Lieutenant-General Asad Durrani, former head of the powerful Inter-Services Intelligence agency (ISI), said news of outsiders' presence travels fast in the tribal areas and it would be hard to keep it secret for years.

"In the countryside or in tribal areas ... it's difficult to hide yourself because there people live ... and operate in a manner in which finding out about unusual presence is very important," Durrani told Reuters in an interview in London ... Durrani said an urban centre could provide a better refuge.

"Why not a big city? Anywhere in Pakistan, Afghanistan.
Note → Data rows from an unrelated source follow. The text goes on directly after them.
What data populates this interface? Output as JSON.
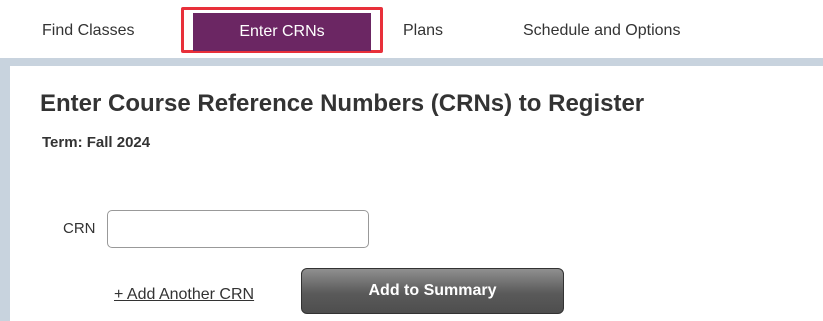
{
  "tabs": {
    "find_classes": "Find Classes",
    "enter_crns": "Enter CRNs",
    "plans": "Plans",
    "schedule_and_options": "Schedule and Options",
    "active": "Enter CRNs",
    "active_color": "#6b2663",
    "highlight_color": "#e8303a"
  },
  "main": {
    "title": "Enter Course Reference Numbers (CRNs) to Register",
    "term_label": "Term: Fall 2024",
    "crn_label": "CRN",
    "crn_value": "",
    "add_link": "+ Add Another CRN",
    "add_button": "Add to Summary"
  }
}
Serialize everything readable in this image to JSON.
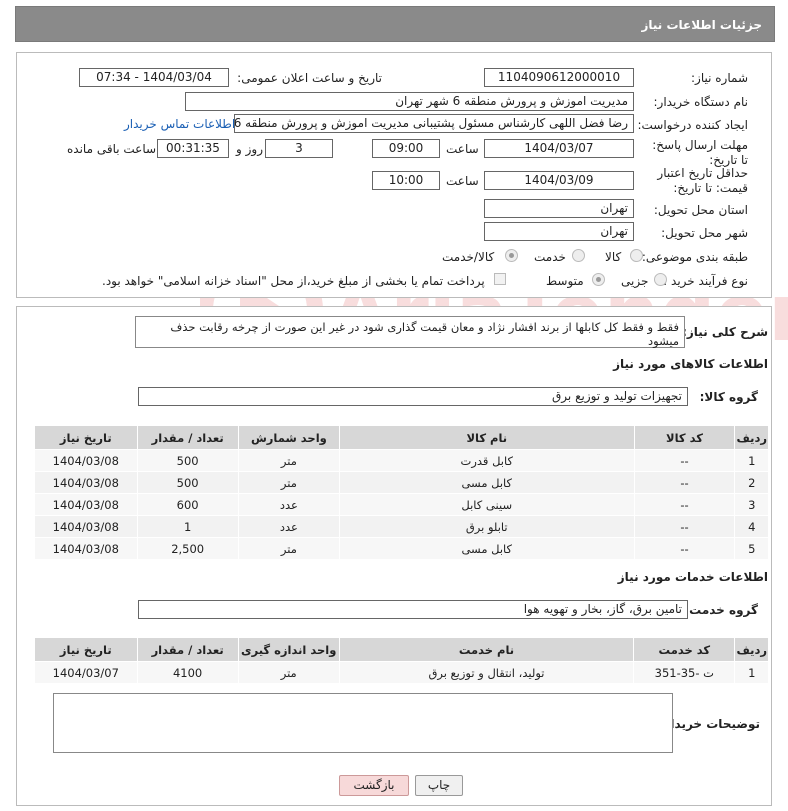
{
  "header": {
    "title": "جزئیات اطلاعات نیاز"
  },
  "form": {
    "need_number_label": "شماره نیاز:",
    "need_number": "1104090612000010",
    "announce_label": "تاریخ و ساعت اعلان عمومی:",
    "announce_value": "1404/03/04 - 07:34",
    "buyer_org_label": "نام دستگاه خریدار:",
    "buyer_org": "مدیریت اموزش و پرورش منطقه 6 شهر تهران",
    "creator_label": "ایجاد کننده درخواست:",
    "creator": "رضا فضل اللهی کارشناس مسئول پشتیبانی  مدیریت اموزش و پرورش منطقه 6",
    "contact_link": "اطلاعات تماس خریدار",
    "deadline_label": "مهلت ارسال پاسخ: تا تاریخ:",
    "deadline_date": "1404/03/07",
    "time_label": "ساعت",
    "deadline_time": "09:00",
    "days_value": "3",
    "days_label": "روز و",
    "remaining_time": "00:31:35",
    "remaining_label": "ساعت باقی مانده",
    "min_validity_label": "حداقل تاریخ اعتبار قیمت: تا تاریخ:",
    "validity_date": "1404/03/09",
    "validity_time": "10:00",
    "province_label": "استان محل تحویل:",
    "province": "تهران",
    "city_label": "شهر محل تحویل:",
    "city": "تهران",
    "category_label": "طبقه بندی موضوعی:",
    "category_options": [
      "کالا",
      "خدمت",
      "کالا/خدمت"
    ],
    "purchase_type_label": "نوع فرآیند خرید :",
    "purchase_options": [
      "جزیی",
      "متوسط"
    ],
    "payment_note": "پرداخت تمام یا بخشی از مبلغ خرید،از محل \"اسناد خزانه اسلامی\" خواهد بود."
  },
  "description": {
    "label": "شرح کلی نیاز:",
    "text": "فقط و فقط کل کابلها از برند افشار نژاد و معان قیمت گذاری شود در غیر این صورت از چرخه رقابت حذف میشود"
  },
  "goods": {
    "section_title": "اطلاعات کالاهای مورد نیاز",
    "group_label": "گروه کالا:",
    "group_value": "تجهیزات تولید و توزیع برق",
    "columns": [
      "ردیف",
      "کد کالا",
      "نام کالا",
      "واحد شمارش",
      "تعداد / مقدار",
      "تاریخ نیاز"
    ],
    "rows": [
      [
        "1",
        "--",
        "کابل قدرت",
        "متر",
        "500",
        "1404/03/08"
      ],
      [
        "2",
        "--",
        "کابل مسی",
        "متر",
        "500",
        "1404/03/08"
      ],
      [
        "3",
        "--",
        "سینی کابل",
        "عدد",
        "600",
        "1404/03/08"
      ],
      [
        "4",
        "--",
        "تابلو برق",
        "عدد",
        "1",
        "1404/03/08"
      ],
      [
        "5",
        "--",
        "کابل مسی",
        "متر",
        "2,500",
        "1404/03/08"
      ]
    ]
  },
  "services": {
    "section_title": "اطلاعات خدمات مورد نیاز",
    "group_label": "گروه خدمت:",
    "group_value": "تامین برق، گاز، بخار و تهویه هوا",
    "columns": [
      "ردیف",
      "کد خدمت",
      "نام خدمت",
      "واحد اندازه گیری",
      "تعداد / مقدار",
      "تاریخ نیاز"
    ],
    "rows": [
      [
        "1",
        "ت -35-351",
        "تولید، انتقال و توزیع برق",
        "متر",
        "4100",
        "1404/03/07"
      ]
    ]
  },
  "buyer_notes": {
    "label": "توضیحات خریدار:",
    "text": ""
  },
  "buttons": {
    "print": "چاپ",
    "back": "بازگشت"
  },
  "watermark": {
    "text": "AriaTender.net"
  },
  "colors": {
    "header_bg": "#8a8a8a",
    "link": "#1a5fb4",
    "back_button": "#f7d9d9",
    "table_header": "#d7d7d7"
  }
}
Anywhere outside the region where it is easier to keep cover," he said. "These are the places where you can hide yourself much better."

It's easier for Osama to hide when the Commander-in-Chief of the people chasing him is fixated on his alleged location as of December 2001. The guy who never makes mistakes.


Here's a really bizarre column from Charles Krauthammer. It's propagating the talking point that Argentina electing its first lady as president is a harbinger of Hillary Clinton's political future. The issue for Krauthammer is the return of Bill Clinton to the White House. But this leads him to sloppy phrasing --

We have never had an ex-president move back into the White House.

which needs the qualifier "as an ex-president" added to it, since Grover Cleveland served non-consecutive terms as president. Then there's the insistent spelling of Juan Peren. Did no one check the font in Perón?1 There's the mischievous word-dropping --

The cloud hovering over a Hillary presidency is not Bill padding around the White House in robe and slippers flipping thongs.

Has to get a Monica mention in there somewhere. But mostly it's just Krauthammer's blindness to the fact that the US is becoming more like Latin America -- in rising inequality, militarist populism, and the view of constitutions as subservient to the whims of the president.

1The Post finally corrected the spelling, which was noticed elsewhere.

Thursday, November 01, 2007


Does George Bush really think it's a good speech line (at the Heritage Foundation) to tell Congress to be more responsive to Osama bin Laden than MoveOn.Org or Code Pink?

Bush also seemed to be claiming that the US should have invaded eastern Europe after the Budapest, Prague, or Gdansk uprisings.

UPDATE: More on Bush's speech. It's strange that he thinks one of his recycled election rally speeches from 2006 is still good material.

Michael Flatley eat your heart out

No one seems to have a perfect quality video of the event, but this one gets the essence: Boston Red Sox relief pitcher Jonathan Papelbon doing an Irish jig by way of Riverdance at the celebration of the team's World Series victory. Music from the Dropkick Murphys.